── MATERIALS PROVIDED ──

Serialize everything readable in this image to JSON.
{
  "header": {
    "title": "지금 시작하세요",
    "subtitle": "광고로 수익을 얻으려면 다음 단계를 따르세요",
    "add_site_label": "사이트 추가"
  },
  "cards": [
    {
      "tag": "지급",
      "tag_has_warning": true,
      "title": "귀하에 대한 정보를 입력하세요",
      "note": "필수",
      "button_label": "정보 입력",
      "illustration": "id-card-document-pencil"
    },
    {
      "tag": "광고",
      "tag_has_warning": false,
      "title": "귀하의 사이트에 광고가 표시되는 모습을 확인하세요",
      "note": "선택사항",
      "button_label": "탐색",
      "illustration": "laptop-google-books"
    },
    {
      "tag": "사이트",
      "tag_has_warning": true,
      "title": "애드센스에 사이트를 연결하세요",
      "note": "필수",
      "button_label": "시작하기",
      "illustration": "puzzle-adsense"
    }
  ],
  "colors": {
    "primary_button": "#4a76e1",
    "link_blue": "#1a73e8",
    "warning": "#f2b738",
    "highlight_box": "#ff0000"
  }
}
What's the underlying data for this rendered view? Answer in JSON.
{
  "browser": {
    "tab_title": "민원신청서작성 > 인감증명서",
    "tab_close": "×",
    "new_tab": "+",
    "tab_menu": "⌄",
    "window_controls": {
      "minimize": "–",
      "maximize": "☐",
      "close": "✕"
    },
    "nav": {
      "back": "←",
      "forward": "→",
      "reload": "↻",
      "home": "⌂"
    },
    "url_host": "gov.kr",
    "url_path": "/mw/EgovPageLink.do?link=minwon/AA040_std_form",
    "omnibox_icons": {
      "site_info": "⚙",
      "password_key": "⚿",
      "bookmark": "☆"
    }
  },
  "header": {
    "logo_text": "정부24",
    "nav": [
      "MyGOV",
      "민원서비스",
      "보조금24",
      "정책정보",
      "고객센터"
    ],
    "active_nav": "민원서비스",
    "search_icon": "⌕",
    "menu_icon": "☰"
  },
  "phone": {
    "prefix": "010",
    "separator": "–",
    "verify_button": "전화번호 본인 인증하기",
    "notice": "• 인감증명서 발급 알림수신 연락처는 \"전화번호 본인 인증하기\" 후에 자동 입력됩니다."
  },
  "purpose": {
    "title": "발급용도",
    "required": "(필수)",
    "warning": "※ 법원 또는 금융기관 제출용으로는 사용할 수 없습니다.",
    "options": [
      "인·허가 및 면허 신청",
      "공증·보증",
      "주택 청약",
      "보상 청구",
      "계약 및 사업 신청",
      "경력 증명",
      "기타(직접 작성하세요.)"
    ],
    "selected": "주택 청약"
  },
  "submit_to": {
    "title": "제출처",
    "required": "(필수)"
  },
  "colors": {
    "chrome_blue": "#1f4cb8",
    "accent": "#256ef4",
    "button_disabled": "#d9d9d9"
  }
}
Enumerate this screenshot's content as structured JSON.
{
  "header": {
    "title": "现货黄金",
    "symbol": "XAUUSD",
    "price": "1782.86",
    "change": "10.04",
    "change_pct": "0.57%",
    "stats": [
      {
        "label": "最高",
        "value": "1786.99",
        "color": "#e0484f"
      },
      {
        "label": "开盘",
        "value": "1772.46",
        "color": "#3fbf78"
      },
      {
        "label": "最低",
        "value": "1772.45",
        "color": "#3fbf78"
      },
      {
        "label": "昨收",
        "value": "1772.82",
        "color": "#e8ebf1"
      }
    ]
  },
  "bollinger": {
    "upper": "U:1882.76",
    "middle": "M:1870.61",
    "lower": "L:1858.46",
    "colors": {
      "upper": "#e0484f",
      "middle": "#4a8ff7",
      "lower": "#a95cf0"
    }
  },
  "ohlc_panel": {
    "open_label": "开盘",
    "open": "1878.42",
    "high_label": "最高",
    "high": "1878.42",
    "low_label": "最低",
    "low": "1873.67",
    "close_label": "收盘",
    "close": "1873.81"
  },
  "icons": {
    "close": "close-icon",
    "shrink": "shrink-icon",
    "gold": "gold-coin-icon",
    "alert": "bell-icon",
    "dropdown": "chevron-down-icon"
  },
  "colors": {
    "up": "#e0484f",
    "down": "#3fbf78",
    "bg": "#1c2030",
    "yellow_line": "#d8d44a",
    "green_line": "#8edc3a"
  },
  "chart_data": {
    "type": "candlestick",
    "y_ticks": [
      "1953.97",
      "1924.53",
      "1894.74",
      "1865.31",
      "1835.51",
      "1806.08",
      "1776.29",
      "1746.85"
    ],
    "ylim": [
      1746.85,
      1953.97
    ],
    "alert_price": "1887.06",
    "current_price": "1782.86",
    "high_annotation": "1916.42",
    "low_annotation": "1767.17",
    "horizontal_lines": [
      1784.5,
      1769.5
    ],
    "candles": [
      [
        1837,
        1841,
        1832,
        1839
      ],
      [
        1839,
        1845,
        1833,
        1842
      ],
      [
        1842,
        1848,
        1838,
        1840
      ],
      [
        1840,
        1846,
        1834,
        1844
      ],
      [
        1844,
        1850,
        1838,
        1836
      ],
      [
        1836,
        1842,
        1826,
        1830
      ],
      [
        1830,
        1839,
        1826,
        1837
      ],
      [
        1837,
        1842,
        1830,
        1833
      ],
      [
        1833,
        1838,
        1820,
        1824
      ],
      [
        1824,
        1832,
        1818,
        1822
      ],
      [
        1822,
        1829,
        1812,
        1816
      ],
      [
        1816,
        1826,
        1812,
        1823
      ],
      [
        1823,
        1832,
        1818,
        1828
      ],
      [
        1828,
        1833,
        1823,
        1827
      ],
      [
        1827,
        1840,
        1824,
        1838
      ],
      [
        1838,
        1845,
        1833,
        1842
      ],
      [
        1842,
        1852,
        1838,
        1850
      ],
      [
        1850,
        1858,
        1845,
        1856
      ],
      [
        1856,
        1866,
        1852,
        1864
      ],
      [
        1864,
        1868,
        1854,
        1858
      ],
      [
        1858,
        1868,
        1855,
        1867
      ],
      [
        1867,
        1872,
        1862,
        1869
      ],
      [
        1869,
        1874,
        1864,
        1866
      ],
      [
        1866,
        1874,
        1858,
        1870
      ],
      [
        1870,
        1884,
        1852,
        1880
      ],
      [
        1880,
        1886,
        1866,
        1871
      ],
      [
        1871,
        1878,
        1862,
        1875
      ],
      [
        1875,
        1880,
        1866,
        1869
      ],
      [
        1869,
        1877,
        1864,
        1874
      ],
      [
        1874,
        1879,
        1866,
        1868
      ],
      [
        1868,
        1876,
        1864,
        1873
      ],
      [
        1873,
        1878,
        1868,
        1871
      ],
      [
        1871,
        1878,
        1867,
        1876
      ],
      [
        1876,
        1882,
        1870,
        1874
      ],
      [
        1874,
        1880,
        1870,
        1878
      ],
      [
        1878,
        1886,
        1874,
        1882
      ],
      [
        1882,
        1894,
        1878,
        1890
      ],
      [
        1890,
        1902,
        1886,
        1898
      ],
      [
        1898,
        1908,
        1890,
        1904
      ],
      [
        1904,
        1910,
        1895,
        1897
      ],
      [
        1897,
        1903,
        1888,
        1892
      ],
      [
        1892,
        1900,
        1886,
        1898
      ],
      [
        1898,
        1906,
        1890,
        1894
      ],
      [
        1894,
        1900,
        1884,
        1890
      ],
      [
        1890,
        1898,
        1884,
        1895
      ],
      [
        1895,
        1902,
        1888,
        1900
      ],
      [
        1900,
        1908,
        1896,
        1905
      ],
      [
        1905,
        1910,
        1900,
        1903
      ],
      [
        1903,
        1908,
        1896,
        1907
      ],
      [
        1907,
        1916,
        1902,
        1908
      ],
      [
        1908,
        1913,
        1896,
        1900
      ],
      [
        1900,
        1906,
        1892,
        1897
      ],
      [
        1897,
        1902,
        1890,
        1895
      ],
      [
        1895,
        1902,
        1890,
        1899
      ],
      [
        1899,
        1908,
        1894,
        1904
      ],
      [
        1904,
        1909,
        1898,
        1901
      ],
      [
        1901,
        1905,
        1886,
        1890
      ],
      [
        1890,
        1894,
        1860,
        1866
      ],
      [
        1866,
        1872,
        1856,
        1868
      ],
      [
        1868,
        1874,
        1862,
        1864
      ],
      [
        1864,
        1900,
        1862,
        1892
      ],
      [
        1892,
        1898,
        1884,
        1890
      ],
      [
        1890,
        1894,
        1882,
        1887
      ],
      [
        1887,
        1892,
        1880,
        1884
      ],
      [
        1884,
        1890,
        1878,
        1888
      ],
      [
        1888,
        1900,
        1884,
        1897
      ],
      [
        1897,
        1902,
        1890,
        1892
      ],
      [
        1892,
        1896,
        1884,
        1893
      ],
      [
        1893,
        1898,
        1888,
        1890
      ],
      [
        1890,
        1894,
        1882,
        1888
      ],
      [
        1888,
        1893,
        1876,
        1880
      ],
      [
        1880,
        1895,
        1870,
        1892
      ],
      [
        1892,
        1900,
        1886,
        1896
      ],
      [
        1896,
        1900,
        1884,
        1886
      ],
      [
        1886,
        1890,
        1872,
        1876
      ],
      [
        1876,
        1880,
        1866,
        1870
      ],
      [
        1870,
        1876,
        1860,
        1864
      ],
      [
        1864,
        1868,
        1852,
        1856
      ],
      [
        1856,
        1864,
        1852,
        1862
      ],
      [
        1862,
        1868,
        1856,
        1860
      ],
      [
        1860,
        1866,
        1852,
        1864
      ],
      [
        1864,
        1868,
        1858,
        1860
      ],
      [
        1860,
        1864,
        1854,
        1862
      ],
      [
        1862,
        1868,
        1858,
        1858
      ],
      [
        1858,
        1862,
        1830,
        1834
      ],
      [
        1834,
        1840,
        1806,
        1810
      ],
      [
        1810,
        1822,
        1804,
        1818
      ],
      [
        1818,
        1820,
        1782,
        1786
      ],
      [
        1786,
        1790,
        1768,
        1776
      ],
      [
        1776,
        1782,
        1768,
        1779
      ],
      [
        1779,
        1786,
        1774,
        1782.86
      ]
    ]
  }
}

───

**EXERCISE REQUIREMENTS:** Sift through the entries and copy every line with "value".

**RESULT BELOW:**
        "value": "1786.99",
        "value": "1772.46",
        "value": "1772.45",
        "value": "1772.82",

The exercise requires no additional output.